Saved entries
--------------------

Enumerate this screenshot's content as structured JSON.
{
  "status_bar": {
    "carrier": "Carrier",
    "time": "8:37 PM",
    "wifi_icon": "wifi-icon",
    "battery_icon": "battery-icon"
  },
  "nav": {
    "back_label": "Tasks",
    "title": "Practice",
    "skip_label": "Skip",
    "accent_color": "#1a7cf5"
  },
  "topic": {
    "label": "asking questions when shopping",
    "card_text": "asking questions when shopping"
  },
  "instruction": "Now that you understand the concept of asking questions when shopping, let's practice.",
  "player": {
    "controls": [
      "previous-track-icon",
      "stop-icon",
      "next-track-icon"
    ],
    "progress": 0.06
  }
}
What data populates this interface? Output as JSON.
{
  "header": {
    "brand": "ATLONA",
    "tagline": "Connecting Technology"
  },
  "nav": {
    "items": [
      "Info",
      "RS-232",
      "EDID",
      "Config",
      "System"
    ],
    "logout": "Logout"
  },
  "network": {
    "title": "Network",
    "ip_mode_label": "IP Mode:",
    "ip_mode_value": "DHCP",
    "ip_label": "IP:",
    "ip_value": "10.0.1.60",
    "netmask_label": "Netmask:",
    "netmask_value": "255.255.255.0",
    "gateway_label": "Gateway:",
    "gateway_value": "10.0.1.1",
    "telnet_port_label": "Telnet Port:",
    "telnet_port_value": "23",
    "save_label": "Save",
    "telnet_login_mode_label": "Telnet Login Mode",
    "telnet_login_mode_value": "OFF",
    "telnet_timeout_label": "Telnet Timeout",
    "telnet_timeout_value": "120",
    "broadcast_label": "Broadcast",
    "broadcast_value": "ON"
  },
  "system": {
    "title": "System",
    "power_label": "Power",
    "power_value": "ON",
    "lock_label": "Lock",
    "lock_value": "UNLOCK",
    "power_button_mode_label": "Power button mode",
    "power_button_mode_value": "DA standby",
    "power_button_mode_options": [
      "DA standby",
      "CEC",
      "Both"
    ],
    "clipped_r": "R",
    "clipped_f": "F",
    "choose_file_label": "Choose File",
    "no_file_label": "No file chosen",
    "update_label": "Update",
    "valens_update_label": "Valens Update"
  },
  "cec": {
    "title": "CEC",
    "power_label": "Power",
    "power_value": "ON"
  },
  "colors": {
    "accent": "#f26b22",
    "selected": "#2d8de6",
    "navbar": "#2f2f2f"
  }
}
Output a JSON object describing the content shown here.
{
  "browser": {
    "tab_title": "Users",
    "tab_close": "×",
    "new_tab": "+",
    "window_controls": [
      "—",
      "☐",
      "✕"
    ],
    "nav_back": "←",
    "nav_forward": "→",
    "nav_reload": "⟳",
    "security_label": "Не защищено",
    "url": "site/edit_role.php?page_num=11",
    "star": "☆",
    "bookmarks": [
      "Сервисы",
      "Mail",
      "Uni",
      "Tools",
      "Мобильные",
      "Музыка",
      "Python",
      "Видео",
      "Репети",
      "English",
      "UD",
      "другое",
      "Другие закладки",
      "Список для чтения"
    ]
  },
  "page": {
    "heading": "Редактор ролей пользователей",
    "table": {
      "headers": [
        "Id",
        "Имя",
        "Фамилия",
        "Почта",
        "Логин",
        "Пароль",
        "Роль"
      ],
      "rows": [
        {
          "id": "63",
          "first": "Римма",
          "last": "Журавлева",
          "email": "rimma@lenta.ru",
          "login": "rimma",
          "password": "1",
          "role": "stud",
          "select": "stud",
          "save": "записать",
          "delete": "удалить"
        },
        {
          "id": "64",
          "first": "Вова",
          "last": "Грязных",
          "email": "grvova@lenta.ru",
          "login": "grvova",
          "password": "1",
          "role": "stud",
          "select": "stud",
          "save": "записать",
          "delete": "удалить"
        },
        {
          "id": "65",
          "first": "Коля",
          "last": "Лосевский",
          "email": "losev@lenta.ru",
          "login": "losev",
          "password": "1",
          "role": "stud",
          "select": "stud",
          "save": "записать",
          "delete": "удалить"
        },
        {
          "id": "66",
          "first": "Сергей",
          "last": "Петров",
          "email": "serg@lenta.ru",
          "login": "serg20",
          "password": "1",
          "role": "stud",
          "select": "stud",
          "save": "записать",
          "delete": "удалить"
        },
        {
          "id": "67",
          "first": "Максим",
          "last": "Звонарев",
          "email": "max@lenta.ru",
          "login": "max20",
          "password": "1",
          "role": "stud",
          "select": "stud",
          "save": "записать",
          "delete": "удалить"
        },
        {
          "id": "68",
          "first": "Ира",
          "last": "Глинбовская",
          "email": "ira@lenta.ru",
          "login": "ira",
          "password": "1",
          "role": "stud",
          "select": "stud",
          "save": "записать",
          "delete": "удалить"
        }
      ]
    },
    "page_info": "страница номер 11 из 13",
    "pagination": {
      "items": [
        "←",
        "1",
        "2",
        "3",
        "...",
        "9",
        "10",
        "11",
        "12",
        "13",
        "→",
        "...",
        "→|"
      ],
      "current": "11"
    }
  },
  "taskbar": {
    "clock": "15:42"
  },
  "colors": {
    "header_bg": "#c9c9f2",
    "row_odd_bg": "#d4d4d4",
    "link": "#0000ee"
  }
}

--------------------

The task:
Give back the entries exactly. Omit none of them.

Solution:
Enumerate this screenshot's content as structured JSON.
{
  "status_bar": {
    "carrier": "Carrier",
    "time": "8:37 PM",
    "wifi_icon": "wifi-icon",
    "battery_icon": "battery-icon"
  },
  "nav": {
    "back_label": "Tasks",
    "title": "Practice",
    "skip_label": "Skip",
    "accent_color": "#1a7cf5"
  },
  "topic": {
    "label": "asking questions when shopping",
    "card_text": "asking questions when shopping"
  },
  "instruction": "Now that you understand the concept of asking questions when shopping, let's practice.",
  "player": {
    "controls": [
      "previous-track-icon",
      "stop-icon",
      "next-track-icon"
    ],
    "progress": 0.06
  }
}
What data populates this interface? Output as JSON.
{
  "header": {
    "brand": "ATLONA",
    "tagline": "Connecting Technology"
  },
  "nav": {
    "items": [
      "Info",
      "RS-232",
      "EDID",
      "Config",
      "System"
    ],
    "logout": "Logout"
  },
  "network": {
    "title": "Network",
    "ip_mode_label": "IP Mode:",
    "ip_mode_value": "DHCP",
    "ip_label": "IP:",
    "ip_value": "10.0.1.60",
    "netmask_label": "Netmask:",
    "netmask_value": "255.255.255.0",
    "gateway_label": "Gateway:",
    "gateway_value": "10.0.1.1",
    "telnet_port_label": "Telnet Port:",
    "telnet_port_value": "23",
    "save_label": "Save",
    "telnet_login_mode_label": "Telnet Login Mode",
    "telnet_login_mode_value": "OFF",
    "telnet_timeout_label": "Telnet Timeout",
    "telnet_timeout_value": "120",
    "broadcast_label": "Broadcast",
    "broadcast_value": "ON"
  },
  "system": {
    "title": "System",
    "power_label": "Power",
    "power_value": "ON",
    "lock_label": "Lock",
    "lock_value": "UNLOCK",
    "power_button_mode_label": "Power button mode",
    "power_button_mode_value": "DA standby",
    "power_button_mode_options": [
      "DA standby",
      "CEC",
      "Both"
    ],
    "clipped_r": "R",
    "clipped_f": "F",
    "choose_file_label": "Choose File",
    "no_file_label": "No file chosen",
    "update_label": "Update",
    "valens_update_label": "Valens Update"
  },
  "cec": {
    "title": "CEC",
    "power_label": "Power",
    "power_value": "ON"
  },
  "colors": {
    "accent": "#f26b22",
    "selected": "#2d8de6",
    "navbar": "#2f2f2f"
  }
}
Output a JSON object describing the content shown here.
{
  "browser": {
    "tab_title": "Users",
    "tab_close": "×",
    "new_tab": "+",
    "window_controls": [
      "—",
      "☐",
      "✕"
    ],
    "nav_back": "←",
    "nav_forward": "→",
    "nav_reload": "⟳",
    "security_label": "Не защищено",
    "url": "site/edit_role.php?page_num=11",
    "star": "☆",
    "bookmarks": [
      "Сервисы",
      "Mail",
      "Uni",
      "Tools",
      "Мобильные",
      "Музыка",
      "Python",
      "Видео",
      "Репети",
      "English",
      "UD",
      "другое",
      "Другие закладки",
      "Список для чтения"
    ]
  },
  "page": {
    "heading": "Редактор ролей пользователей",
    "table": {
      "headers": [
        "Id",
        "Имя",
        "Фамилия",
        "Почта",
        "Логин",
        "Пароль",
        "Роль"
      ],
      "rows": [
        {
          "id": "63",
          "first": "Римма",
          "last": "Журавлева",
          "email": "rimma@lenta.ru",
          "login": "rimma",
          "password": "1",
          "role": "stud",
          "select": "stud",
          "save": "записать",
          "delete": "удалить"
        },
        {
          "id": "64",
          "first": "Вова",
          "last": "Грязных",
          "email": "grvova@lenta.ru",
          "login": "grvova",
          "password": "1",
          "role": "stud",
          "select": "stud",
          "save": "записать",
          "delete": "удалить"
        },
        {
          "id": "65",
          "first": "Коля",
          "last": "Лосевский",
          "email": "losev@lenta.ru",
          "login": "losev",
          "password": "1",
          "role": "stud",
          "select": "stud",
          "save": "записать",
          "delete": "удалить"
        },
        {
          "id": "66",
          "first": "Сергей",
          "last": "Петров",
          "email": "serg@lenta.ru",
          "login": "serg20",
          "password": "1",
          "role": "stud",
          "select": "stud",
          "save": "записать",
          "delete": "удалить"
        },
        {
          "id": "67",
          "first": "Максим",
          "last": "Звонарев",
          "email": "max@lenta.ru",
          "login": "max20",
          "password": "1",
          "role": "stud",
          "select": "stud",
          "save": "записать",
          "delete": "удалить"
        },
        {
          "id": "68",
          "first": "Ира",
          "last": "Глинбовская",
          "email": "ira@lenta.ru",
          "login": "ira",
          "password": "1",
          "role": "stud",
          "select": "stud",
          "save": "записать",
          "delete": "удалить"
        }
      ]
    },
    "page_info": "страница номер 11 из 13",
    "pagination": {
      "items": [
        "←",
        "1",
        "2",
        "3",
        "...",
        "9",
        "10",
        "11",
        "12",
        "13",
        "→",
        "...",
        "→|"
      ],
      "current": "11"
    }
  },
  "taskbar": {
    "clock": "15:42"
  },
  "colors": {
    "header_bg": "#c9c9f2",
    "row_odd_bg": "#d4d4d4",
    "link": "#0000ee"
  }
}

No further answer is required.